Plaintiff was injured when he tripped and fell on the sidewalk abutting premises owned and managed by Amdar, as he attempted to avoid an oncoming vehicle, driven by codefendant Dimitrov, which mounted the sidewalk. Plaintiff testified that he was hit by the vehicle after he fell, and that he would have been able to avoid Dimitrov's vehicle had he not tripped and fallen on the defect in the sidewalk.

Plaintiff's account as to how he tripped and fell was not inherently incredible. Plaintiff's testimony that he took one or two steps away from the mailbox before falling on the defect while attempting to avoid the oncoming vehicle is not so improbable as to render it physically impossible (cf. Espinal v Trezechahn 1065 Ave. of the Ams., LLC, 94 AD3d 611, 613 [1st Dept 2012]). Plaintiff also sufficiently identified the cause of his fall, as he testified that he felt his foot trip on concrete and fell due to a "hole" in the sidewalk, and identified the defect in photographs during his deposition (see Taveras v 1149 Webster Realty Corp., 134 AD3d 495, 496 [1st Dept 2015], affd 28 NY3d 958 [2016]; Figueroa v City of New York, 126 AD3d 438, 440 [1st Dept 2015]).
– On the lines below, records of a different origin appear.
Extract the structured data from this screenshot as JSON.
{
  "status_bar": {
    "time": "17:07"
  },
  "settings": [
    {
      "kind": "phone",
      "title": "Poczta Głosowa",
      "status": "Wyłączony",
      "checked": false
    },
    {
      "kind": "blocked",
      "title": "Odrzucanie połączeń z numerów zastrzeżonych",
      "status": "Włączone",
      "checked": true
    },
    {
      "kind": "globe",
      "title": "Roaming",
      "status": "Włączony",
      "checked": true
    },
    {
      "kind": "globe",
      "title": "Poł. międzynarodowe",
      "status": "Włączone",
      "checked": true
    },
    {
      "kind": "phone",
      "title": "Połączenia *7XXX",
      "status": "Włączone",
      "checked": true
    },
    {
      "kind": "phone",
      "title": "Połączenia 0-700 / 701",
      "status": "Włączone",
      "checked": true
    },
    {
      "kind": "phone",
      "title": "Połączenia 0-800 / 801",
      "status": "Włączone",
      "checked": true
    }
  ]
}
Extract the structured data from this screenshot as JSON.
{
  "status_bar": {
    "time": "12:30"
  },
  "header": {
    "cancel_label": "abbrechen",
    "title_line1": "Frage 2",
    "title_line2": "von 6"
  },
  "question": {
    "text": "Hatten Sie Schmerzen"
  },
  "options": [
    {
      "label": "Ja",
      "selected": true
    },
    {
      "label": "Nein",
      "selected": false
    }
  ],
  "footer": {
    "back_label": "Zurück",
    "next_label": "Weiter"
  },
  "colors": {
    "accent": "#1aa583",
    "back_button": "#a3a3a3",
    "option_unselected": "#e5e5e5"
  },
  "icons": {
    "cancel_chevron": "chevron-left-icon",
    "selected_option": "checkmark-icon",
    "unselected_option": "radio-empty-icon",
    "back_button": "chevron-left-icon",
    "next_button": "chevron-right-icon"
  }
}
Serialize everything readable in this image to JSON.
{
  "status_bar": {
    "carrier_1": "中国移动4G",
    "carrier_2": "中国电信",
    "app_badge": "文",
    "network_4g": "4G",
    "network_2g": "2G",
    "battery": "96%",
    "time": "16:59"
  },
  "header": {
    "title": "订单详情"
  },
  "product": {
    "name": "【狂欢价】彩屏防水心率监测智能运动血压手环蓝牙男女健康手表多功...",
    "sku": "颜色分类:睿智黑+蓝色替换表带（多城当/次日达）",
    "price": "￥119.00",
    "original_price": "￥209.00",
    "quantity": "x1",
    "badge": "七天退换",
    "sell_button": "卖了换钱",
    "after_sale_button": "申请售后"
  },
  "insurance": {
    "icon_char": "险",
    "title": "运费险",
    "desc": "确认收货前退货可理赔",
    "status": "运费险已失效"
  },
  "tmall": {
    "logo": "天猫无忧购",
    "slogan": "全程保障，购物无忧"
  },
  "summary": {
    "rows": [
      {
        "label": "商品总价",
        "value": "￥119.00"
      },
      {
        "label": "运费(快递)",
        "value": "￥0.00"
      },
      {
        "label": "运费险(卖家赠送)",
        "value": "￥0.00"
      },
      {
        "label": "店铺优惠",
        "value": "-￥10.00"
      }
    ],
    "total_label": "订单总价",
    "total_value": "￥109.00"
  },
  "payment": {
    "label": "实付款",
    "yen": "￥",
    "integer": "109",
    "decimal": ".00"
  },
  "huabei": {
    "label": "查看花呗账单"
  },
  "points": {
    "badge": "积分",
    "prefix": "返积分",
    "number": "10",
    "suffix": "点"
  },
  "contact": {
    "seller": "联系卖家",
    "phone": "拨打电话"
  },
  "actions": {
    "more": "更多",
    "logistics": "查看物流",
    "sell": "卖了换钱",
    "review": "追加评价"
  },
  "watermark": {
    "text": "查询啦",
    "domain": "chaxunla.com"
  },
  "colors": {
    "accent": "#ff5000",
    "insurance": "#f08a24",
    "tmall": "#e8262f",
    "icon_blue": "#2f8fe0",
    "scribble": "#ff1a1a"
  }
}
Amdar failed to proffer sufficient evidence to establish prima facie that the identified defect was trivial and, thus, nonactionable as a matter of law under the conditions existing at the time (see Hutchinson v Sheridan Hill House Corp., 26 NY3d 66, 77 [2015]). The photographs that were submitted do not clearly depict the dimensions of the defect, since they were taken from a distance and the defect was never measured (see Rivas v Crotona Estates Hous. Dev. Fund Co., Inc., 74 AD3d 541 [1st Dept 2010]).

Furthermore, Amdar failed to establish that Dimitrov's negligence was the sole proximate cause of plaintiff's accident. Plaintiff testified that he would have safely avoided Dimitrov's vehicle if not for the negligently maintained sidewalk, and his testimony is supported by a police [*2]report showing that others were able to successfully avoid the vehicle.

We have considered Amdar's remaining arguments and find them unavailing.

M-193 - Stere Gogu v Gap Inc.

Motion for stay denied.